In the material below, find each line with the string "this" and copy it.
[[ Records provided, beginning ]]
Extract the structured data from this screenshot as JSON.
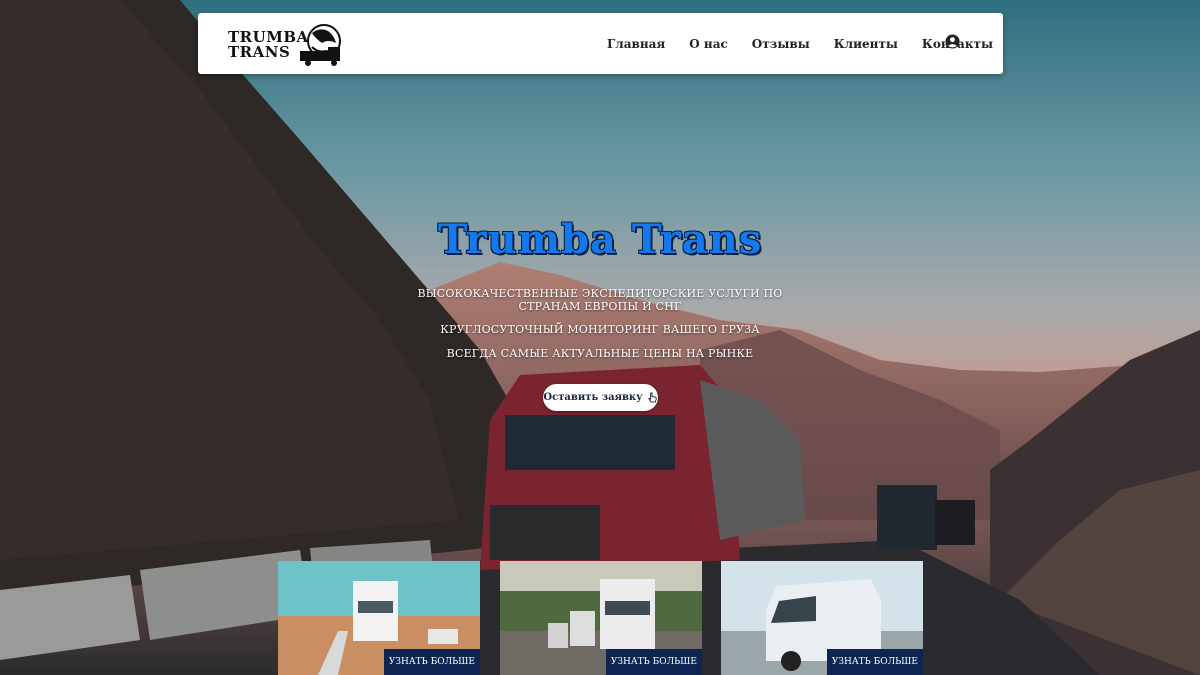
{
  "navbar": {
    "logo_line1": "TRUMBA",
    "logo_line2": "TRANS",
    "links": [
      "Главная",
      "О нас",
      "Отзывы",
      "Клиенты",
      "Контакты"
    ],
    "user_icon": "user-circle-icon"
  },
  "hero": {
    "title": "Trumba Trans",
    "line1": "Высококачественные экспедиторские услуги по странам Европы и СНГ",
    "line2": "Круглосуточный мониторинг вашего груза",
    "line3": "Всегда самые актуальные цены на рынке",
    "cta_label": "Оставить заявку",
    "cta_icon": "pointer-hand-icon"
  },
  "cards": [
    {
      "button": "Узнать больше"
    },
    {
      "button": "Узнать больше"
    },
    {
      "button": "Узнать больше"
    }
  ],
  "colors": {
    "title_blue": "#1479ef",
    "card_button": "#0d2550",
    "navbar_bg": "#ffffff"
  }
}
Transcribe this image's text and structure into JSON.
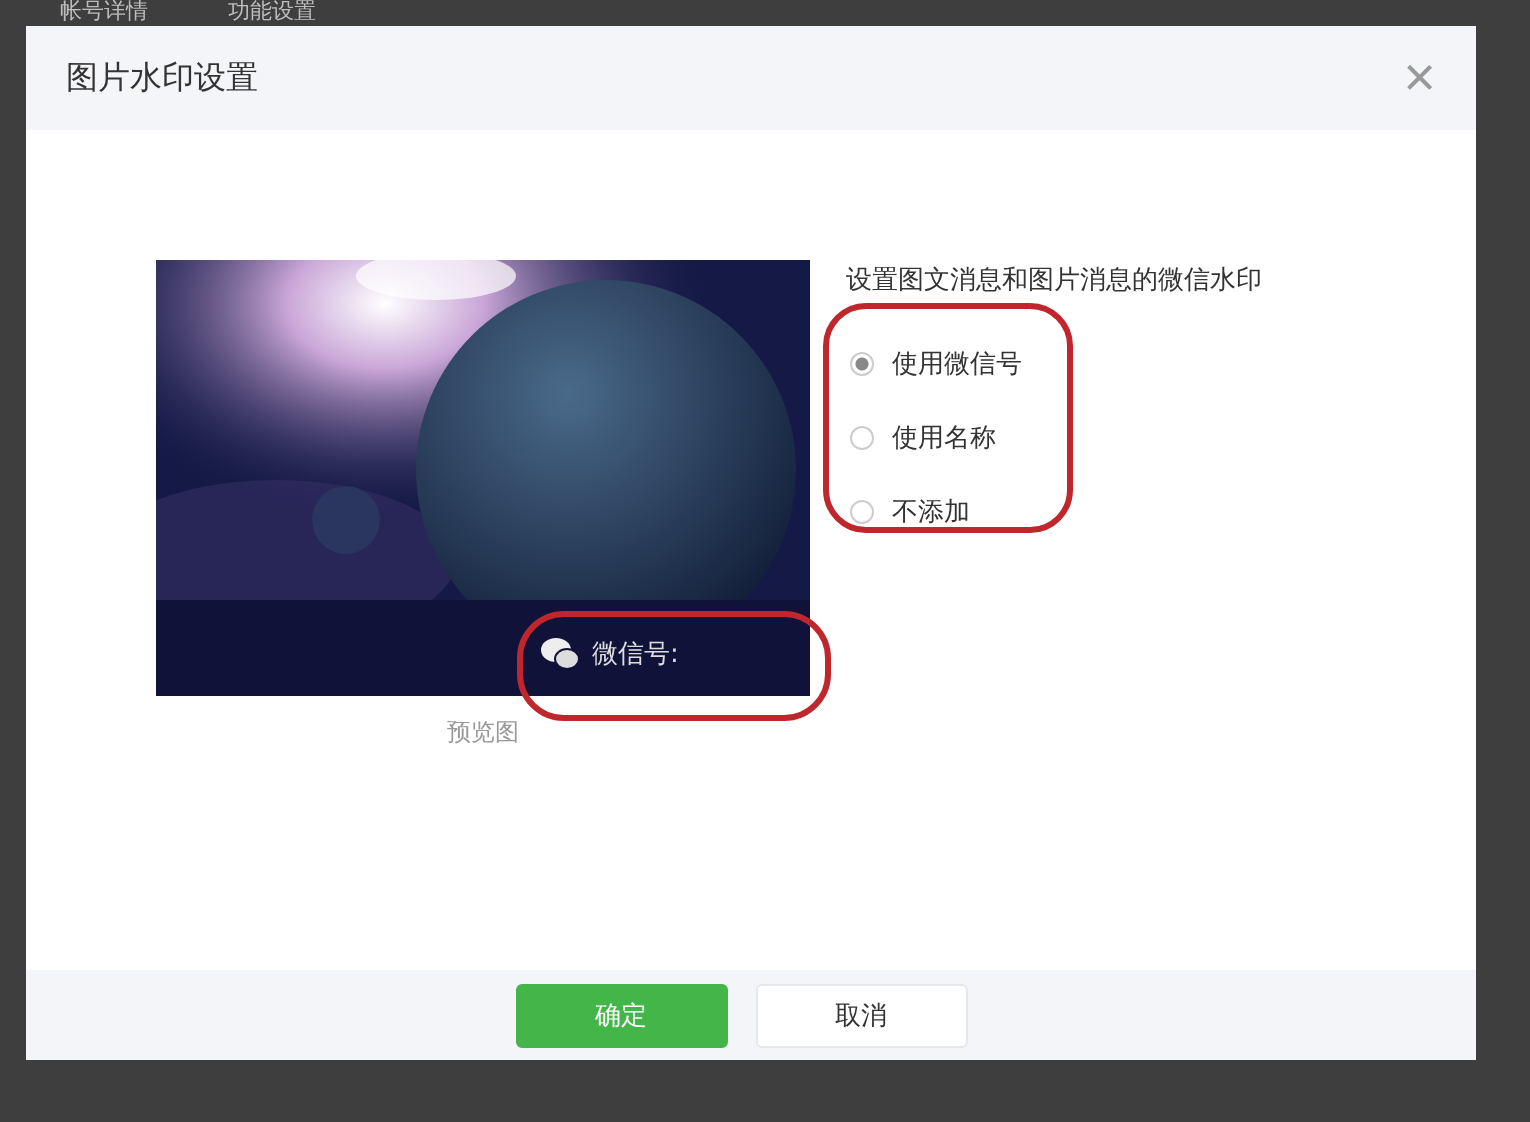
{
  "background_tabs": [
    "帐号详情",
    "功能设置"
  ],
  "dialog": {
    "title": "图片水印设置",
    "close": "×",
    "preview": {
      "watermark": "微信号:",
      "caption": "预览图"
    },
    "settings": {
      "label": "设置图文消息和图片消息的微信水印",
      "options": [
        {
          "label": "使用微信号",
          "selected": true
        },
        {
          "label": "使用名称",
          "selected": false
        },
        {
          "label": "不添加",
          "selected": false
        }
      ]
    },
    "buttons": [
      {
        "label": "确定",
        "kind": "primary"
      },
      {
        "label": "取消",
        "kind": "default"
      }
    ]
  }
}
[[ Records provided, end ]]
» **Reply**
Extract the structured data from this screenshot as JSON.
Transcribe this image's text and structure into JSON.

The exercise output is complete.